Robert Tanitch reviews Promises Promises at Southwark Playhouse, London SE1
Billy Wilder’s film, The Apartment, which starred Jack Lemmon, Shirley MacLaine and Bill Murray, won many awards in 1960.
Written by Wilder and I A L Diamond, it is a serious adult comedy: a witty-sour satire on sexual mores and corporate ethics.
Chuck Dexter, a shy young man, ambitious to succeed in business and seeking promotion, ingratiates himself with his immediate superiors by hiring out his apartment to them for their adultery
Adultery and pimping, plus attempted suicide, might do very nicely for a musical by Bertolt Brecht and Kurt Weill but it certainly wasn’t the norm for audiences who enjoyed Broadway musicals.

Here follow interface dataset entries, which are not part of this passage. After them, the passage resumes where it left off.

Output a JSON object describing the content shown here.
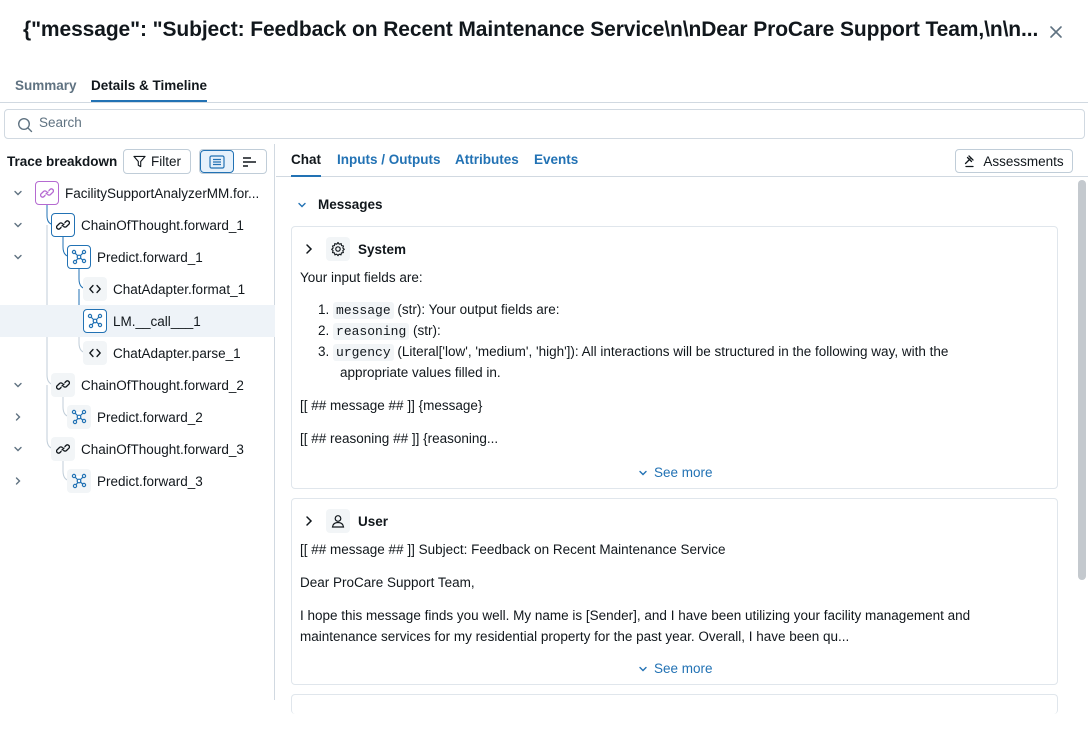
{
  "header": {
    "title": "{\"message\": \"Subject: Feedback on Recent Maintenance Service\\n\\nDear ProCare Support Team,\\n\\n..."
  },
  "tabs": [
    "Summary",
    "Details & Timeline"
  ],
  "search": {
    "placeholder": "Search"
  },
  "trace": {
    "title": "Trace breakdown",
    "filter_label": "Filter",
    "nodes": [
      {
        "label": "FacilitySupportAnalyzerMM.for...",
        "icon": "link-icon"
      },
      {
        "label": "ChainOfThought.forward_1",
        "icon": "link-icon"
      },
      {
        "label": "Predict.forward_1",
        "icon": "model-icon"
      },
      {
        "label": "ChatAdapter.format_1",
        "icon": "code-icon"
      },
      {
        "label": "LM.__call___1",
        "icon": "model-icon"
      },
      {
        "label": "ChatAdapter.parse_1",
        "icon": "code-icon"
      },
      {
        "label": "ChainOfThought.forward_2",
        "icon": "link-icon"
      },
      {
        "label": "Predict.forward_2",
        "icon": "model-icon"
      },
      {
        "label": "ChainOfThought.forward_3",
        "icon": "link-icon"
      },
      {
        "label": "Predict.forward_3",
        "icon": "model-icon"
      }
    ]
  },
  "detail_tabs": [
    "Chat",
    "Inputs / Outputs",
    "Attributes",
    "Events"
  ],
  "assessments_label": "Assessments",
  "messages": {
    "header": "Messages",
    "system": {
      "role": "System",
      "intro": "Your input fields are:",
      "items": [
        {
          "num": "1.",
          "code": "message",
          "text": " (str): Your output fields are:"
        },
        {
          "num": "2.",
          "code": "reasoning",
          "text": " (str):"
        },
        {
          "num": "3.",
          "code": "urgency",
          "text": " (Literal['low', 'medium', 'high']): All interactions will be structured in the following way, with the"
        }
      ],
      "item3_cont": "appropriate values filled in.",
      "line_message": "[[ ## message ## ]] {message}",
      "line_reasoning": "[[ ## reasoning ## ]] {reasoning...",
      "see_more": "See more"
    },
    "user": {
      "role": "User",
      "line1": "[[ ## message ## ]] Subject: Feedback on Recent Maintenance Service",
      "line2": "Dear ProCare Support Team,",
      "line3": "I hope this message finds you well. My name is [Sender], and I have been utilizing your facility management and",
      "line4": "maintenance services for my residential property for the past year. Overall, I have been qu...",
      "see_more": "See more"
    }
  },
  "colors": {
    "accent": "#2272b4",
    "border": "#d1d9e1",
    "text": "#11171c",
    "muted": "#5f7281"
  }
}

But the musical had the advantage of Burt Bacharach’s music, Hal David’s lyrics, Neil Simon’s book, Robert Moore’s production, Michael Bennett’s choreography and Robin Wagner’s sets.

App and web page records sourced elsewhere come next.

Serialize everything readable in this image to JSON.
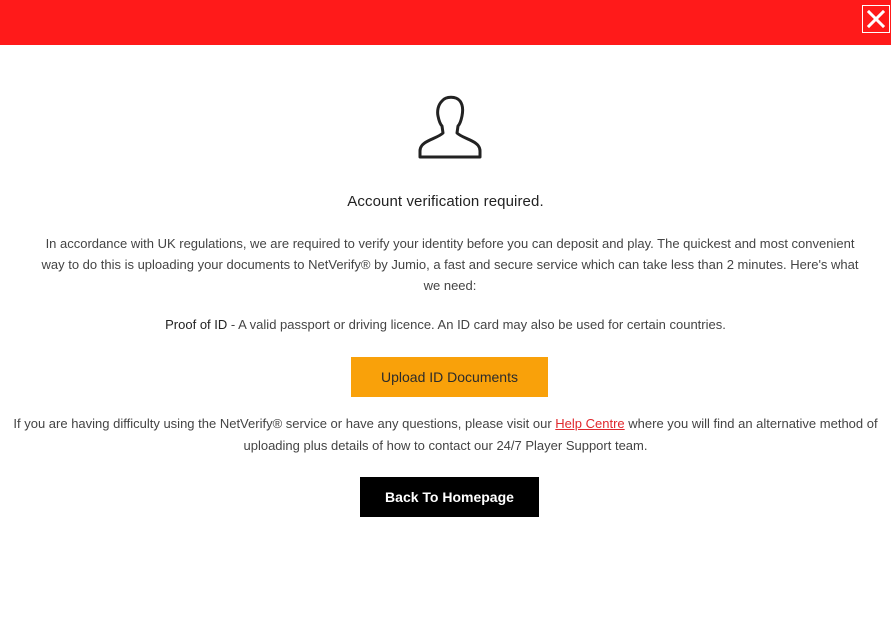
{
  "header": {
    "close_icon": "close-icon",
    "bar_color": "#ff1a1a"
  },
  "main": {
    "avatar_icon": "user-silhouette-icon",
    "title": "Account verification required.",
    "intro": "In accordance with UK regulations, we are required to verify your identity before you can deposit and play. The quickest and most convenient way to do this is uploading your documents to NetVerify® by Jumio, a fast and secure service which can take less than 2 minutes. Here's what we need:",
    "proof_label": "Proof of ID",
    "proof_text": " - A valid passport or driving licence. An ID card may also be used for certain countries.",
    "upload_button": "Upload ID Documents",
    "help_before": "If you are having difficulty using the NetVerify® service or have any questions, please visit our ",
    "help_link": "Help Centre",
    "help_after": " where you will find an alternative method of uploading plus details of how to contact our 24/7 Player Support team.",
    "home_button": "Back To Homepage"
  },
  "colors": {
    "accent_red": "#ff1a1a",
    "upload_button_bg": "#f9a10a",
    "home_button_bg": "#000000",
    "link": "#e0282d"
  }
}
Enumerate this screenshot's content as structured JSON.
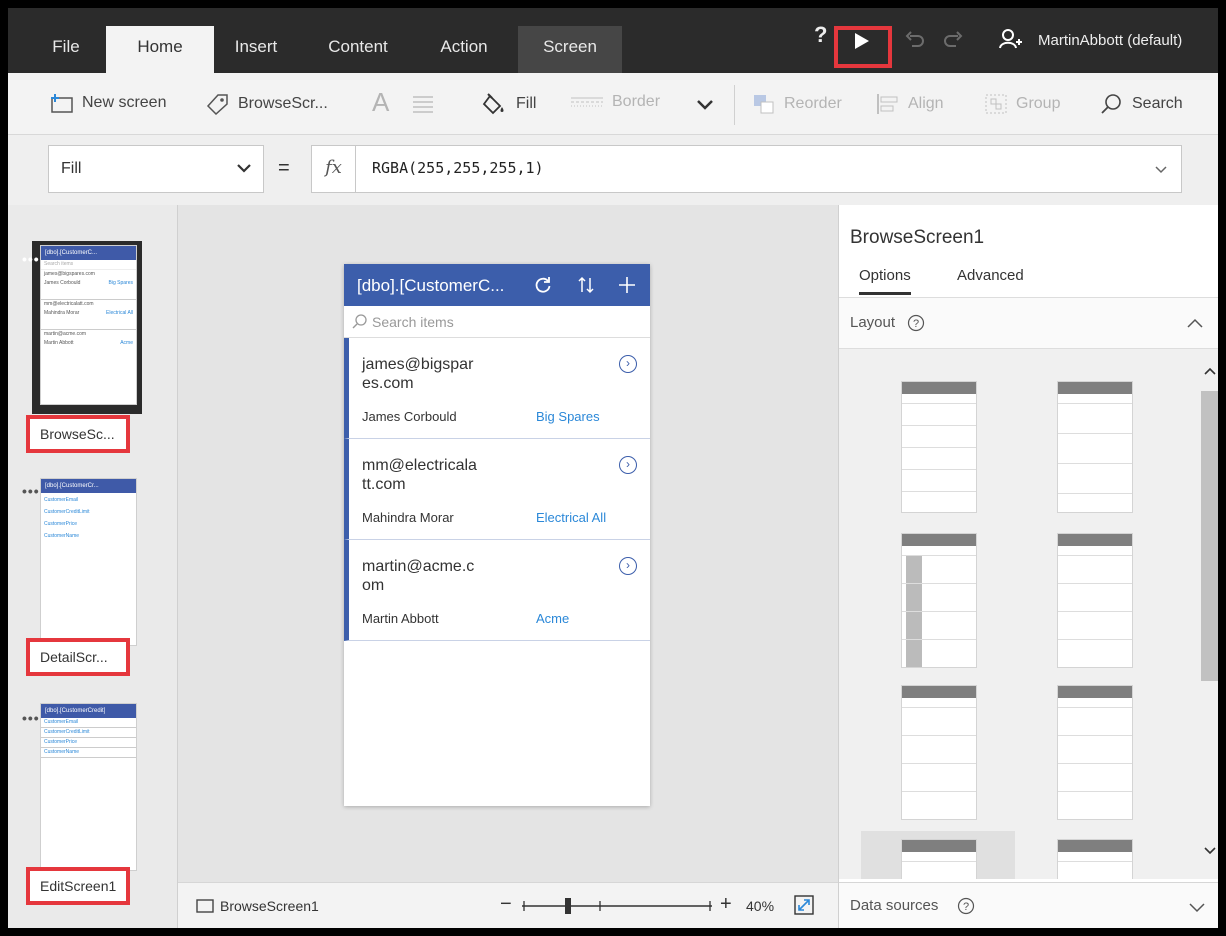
{
  "topbar": {
    "tabs": [
      "File",
      "Home",
      "Insert",
      "Content",
      "Action",
      "Screen"
    ],
    "help_label": "?",
    "user_name": "MartinAbbott (default)"
  },
  "ribbon": {
    "new_screen": "New screen",
    "screen_name": "BrowseScr...",
    "font_glyph": "A",
    "fill": "Fill",
    "border": "Border",
    "reorder": "Reorder",
    "align": "Align",
    "group": "Group",
    "search": "Search"
  },
  "formula_bar": {
    "property": "Fill",
    "equals": "=",
    "fx": "fx",
    "value": "RGBA(255,255,255,1)"
  },
  "screens": [
    {
      "label": "BrowseSc...",
      "thumb_title": "[dbo].[CustomerC..."
    },
    {
      "label": "DetailScr...",
      "thumb_title": "[dbo].[CustomerCr..."
    },
    {
      "label": "EditScreen1",
      "thumb_title": "[dbo].[CustomerCredit]"
    }
  ],
  "thumbs": {
    "browse_search": "Search items",
    "browse_rows": [
      {
        "email": "james@bigspares.com",
        "name": "James Corbould",
        "company": "Big Spares"
      },
      {
        "email": "mm@electricalatt.com",
        "name": "Mahindra Morar",
        "company": "Electrical All"
      },
      {
        "email": "martin@acme.com",
        "name": "Martin Abbott",
        "company": "Acme"
      }
    ],
    "detail_fields": [
      "CustomerEmail",
      "CustomerCreditLimit",
      "CustomerPrice",
      "CustomerName"
    ],
    "edit_fields": [
      "CustomerEmail",
      "CustomerCreditLimit",
      "CustomerPrice",
      "CustomerName"
    ]
  },
  "device": {
    "title": "[dbo].[CustomerC...",
    "search_placeholder": "Search items",
    "items": [
      {
        "email": "james@bigspar\nes.com",
        "name": "James Corbould",
        "company": "Big Spares"
      },
      {
        "email": "mm@electricala\ntt.com",
        "name": "Mahindra Morar",
        "company": "Electrical All"
      },
      {
        "email": "martin@acme.c\nom",
        "name": "Martin Abbott",
        "company": "Acme"
      }
    ]
  },
  "statusbar": {
    "screen_name": "BrowseScreen1",
    "zoom": "40%",
    "minus": "−",
    "plus": "+"
  },
  "right_panel": {
    "screen_name": "BrowseScreen1",
    "tabs": [
      "Options",
      "Advanced"
    ],
    "layout_label": "Layout",
    "data_sources_label": "Data sources"
  },
  "colors": {
    "accent_blue": "#3c5eab",
    "link_blue": "#2b88d8",
    "highlight_red": "#e5373d",
    "topbar": "#2b2b2b"
  }
}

Promises Promises was a big success in New York and London.
You can’t go far wrong with Bacharach and Moore and Bennett gave the sad, bitter, cynicism plenty of drive and energy. I enjoyed it hugely.
Southwark Playhouse has always been a good place to catch up with musicals you may have missed.

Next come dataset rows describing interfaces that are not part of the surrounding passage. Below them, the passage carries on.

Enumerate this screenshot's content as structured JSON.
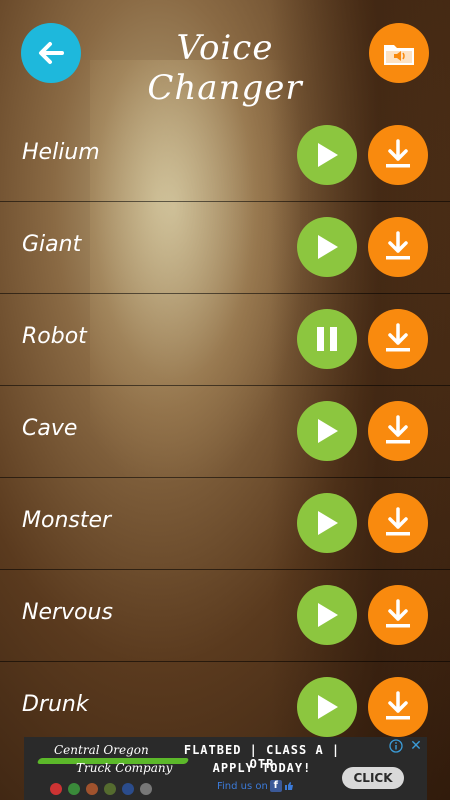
{
  "header": {
    "back_icon": "arrow-left-icon",
    "title": "Voice Changer",
    "folder_icon": "folder-sound-icon"
  },
  "effects": [
    {
      "label": "Helium",
      "state": "play"
    },
    {
      "label": "Giant",
      "state": "play"
    },
    {
      "label": "Robot",
      "state": "pause"
    },
    {
      "label": "Cave",
      "state": "play"
    },
    {
      "label": "Monster",
      "state": "play"
    },
    {
      "label": "Nervous",
      "state": "play"
    },
    {
      "label": "Drunk",
      "state": "play"
    }
  ],
  "ad": {
    "company_line1": "Central Oregon",
    "company_line2": "Truck Company",
    "line1": "FLATBED | CLASS A | OTR",
    "line2": "APPLY TODAY!",
    "find_us": "Find us on",
    "cta": "CLICK",
    "close": "✕"
  },
  "colors": {
    "back_button": "#1eb8dc",
    "accent_orange": "#f98a0e",
    "play_green": "#8cc63f"
  }
}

Bronagh Lagan directs and Cressida Care choreographs this revival, its first London revival since 1969.
Gabriel Vick has the Jack Lemmon role. Lemmon is a hard act to follow. C C Dexter was one of his most memorable performances.
Daisy Maywood gets to sing the hit-songs, “A House is Not a Home” and “I’ll Never Fall in Love Again.”
Maywood plays the waitress Chuck loves. Neil Simon gets a lot of comic mileage out of what Chuck would like her to be saying to him and what she actually says.
Alex Young as a woman who picks up Chuck in a bar and John Guerrasio as a doctor give good comic value.